If smartphones and other devices are so destructive to kids, why are so many people buying them and using them? The answer is simple. As our lives become busier, we tend to rely on these technology tools to make our lives easier. And as parents, it is helpful to know that our child made it home safely from the bus stop, or that our child had a nice day at school or did well on that quiz in second period. Before we know it, the convenience of having a device to keep tabs on our kids has robbed them of the ability to gain real life experiences. Every kid needs to have a bad day in order to learn how to cope. Children need to learn how to navigate relationships with peers, teachers and bosses without the guidance of a parent.

It may seem cruel to plugged in parents to allow a child to suffer needlessly through these experiences, but these difficult experiences are what allow children to grow and mature. All parents have similar goals. They want their children to grow up to be safe, happy and healthy — but smartphones rob our children of their safety, by exposing them to in appropriate content, predators and other dangerous situations. Smartphones steal our children’s happiness by disconnecting them from real, face to face friendships. And smartphones rob our children of their health by disrupting their sleep cycles and causing anxiety and depression.

In many cases, parents also need practice in allowing their children to disconnect from them for short periods of time in safe environments. This is a natural part of the maturing process, and something that is challenging for some parents to become comfortable with.  If giving up the constant connection to our children feels challenging to us, it may not be because our children can’t handle life without us, but the other way around. And if this is the case, perhaps, the helicopter is hovering over our own head.
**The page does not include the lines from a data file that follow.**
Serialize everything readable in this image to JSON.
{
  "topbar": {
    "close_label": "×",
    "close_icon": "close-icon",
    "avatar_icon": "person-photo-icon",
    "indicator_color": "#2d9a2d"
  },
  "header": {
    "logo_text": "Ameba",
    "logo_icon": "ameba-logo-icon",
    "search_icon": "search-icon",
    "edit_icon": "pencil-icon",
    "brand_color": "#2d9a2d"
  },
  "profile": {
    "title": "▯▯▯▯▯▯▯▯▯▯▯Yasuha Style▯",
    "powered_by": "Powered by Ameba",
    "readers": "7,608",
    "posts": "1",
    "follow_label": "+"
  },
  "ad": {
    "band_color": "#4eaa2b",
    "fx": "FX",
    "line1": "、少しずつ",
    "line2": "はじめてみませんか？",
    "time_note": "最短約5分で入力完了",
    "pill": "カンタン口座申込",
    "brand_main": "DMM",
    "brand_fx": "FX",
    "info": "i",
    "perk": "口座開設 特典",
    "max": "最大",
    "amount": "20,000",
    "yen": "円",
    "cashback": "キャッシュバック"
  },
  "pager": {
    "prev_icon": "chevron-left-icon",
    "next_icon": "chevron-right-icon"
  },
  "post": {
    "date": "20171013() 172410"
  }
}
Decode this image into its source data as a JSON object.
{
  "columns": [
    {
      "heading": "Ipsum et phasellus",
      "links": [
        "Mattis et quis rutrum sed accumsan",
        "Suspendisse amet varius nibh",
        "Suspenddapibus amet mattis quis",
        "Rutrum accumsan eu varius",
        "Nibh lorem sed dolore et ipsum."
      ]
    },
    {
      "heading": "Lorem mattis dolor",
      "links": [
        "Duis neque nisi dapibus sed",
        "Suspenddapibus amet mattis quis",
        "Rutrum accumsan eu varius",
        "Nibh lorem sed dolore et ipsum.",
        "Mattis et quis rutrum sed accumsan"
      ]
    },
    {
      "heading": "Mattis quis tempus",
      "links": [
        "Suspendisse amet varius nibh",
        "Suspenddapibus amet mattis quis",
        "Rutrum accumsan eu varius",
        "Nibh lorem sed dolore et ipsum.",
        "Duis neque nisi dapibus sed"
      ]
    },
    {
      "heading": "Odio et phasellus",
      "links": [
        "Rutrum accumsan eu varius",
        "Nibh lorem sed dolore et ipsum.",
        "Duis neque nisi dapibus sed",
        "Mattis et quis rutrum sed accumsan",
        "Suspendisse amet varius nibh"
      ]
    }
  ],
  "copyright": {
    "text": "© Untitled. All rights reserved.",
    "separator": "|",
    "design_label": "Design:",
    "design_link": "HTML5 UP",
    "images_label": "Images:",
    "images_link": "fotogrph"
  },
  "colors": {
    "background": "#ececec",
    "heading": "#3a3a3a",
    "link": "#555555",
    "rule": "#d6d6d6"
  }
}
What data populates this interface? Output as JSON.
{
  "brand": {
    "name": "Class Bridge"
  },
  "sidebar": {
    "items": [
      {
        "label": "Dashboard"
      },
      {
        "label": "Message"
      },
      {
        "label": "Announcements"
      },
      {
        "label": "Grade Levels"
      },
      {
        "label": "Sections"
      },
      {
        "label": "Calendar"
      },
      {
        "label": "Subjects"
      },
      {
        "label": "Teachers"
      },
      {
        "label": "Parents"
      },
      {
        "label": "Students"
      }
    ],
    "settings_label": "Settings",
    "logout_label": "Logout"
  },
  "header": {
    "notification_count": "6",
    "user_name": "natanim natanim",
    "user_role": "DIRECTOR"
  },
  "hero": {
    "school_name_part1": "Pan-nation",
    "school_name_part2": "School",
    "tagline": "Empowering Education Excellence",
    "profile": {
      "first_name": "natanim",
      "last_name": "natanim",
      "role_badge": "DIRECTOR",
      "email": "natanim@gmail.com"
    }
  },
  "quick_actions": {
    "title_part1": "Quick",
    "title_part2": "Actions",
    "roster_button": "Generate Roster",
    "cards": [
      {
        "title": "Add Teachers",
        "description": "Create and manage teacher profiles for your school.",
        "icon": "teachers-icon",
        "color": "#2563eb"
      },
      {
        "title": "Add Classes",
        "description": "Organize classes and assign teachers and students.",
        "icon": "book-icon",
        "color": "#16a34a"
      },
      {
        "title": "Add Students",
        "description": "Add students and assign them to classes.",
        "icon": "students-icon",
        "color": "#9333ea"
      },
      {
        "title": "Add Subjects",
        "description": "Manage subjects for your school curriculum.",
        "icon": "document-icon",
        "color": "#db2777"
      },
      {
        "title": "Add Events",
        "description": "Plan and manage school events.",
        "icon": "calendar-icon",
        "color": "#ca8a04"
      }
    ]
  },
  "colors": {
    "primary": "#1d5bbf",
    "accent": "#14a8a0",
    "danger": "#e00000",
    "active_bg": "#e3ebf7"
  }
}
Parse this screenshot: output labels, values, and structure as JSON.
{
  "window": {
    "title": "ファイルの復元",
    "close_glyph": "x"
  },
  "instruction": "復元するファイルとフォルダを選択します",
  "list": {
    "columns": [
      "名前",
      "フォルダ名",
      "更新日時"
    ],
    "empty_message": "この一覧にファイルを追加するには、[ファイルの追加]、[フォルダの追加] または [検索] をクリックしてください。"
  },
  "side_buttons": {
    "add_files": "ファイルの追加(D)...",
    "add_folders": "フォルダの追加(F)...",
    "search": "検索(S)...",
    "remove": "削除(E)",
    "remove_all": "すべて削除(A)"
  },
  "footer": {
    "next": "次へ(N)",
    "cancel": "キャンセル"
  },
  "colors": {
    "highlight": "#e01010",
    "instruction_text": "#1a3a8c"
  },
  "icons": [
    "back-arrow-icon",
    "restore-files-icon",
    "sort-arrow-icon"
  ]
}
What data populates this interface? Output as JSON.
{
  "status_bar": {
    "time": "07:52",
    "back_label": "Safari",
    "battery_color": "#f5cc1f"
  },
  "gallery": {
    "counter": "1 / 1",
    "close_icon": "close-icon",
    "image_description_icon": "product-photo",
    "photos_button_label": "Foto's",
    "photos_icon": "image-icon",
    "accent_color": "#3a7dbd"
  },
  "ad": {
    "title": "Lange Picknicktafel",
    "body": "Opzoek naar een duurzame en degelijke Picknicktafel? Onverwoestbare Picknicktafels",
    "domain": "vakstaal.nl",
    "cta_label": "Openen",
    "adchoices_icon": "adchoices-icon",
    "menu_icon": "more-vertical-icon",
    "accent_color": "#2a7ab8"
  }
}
If you’re having trouble disconnecting yourself or your child, ScreenStrong can help. Find out more about the ScreenStrong Challenge here. Dive into our stats and research here. Listen to our ScreenStrong Podcast here.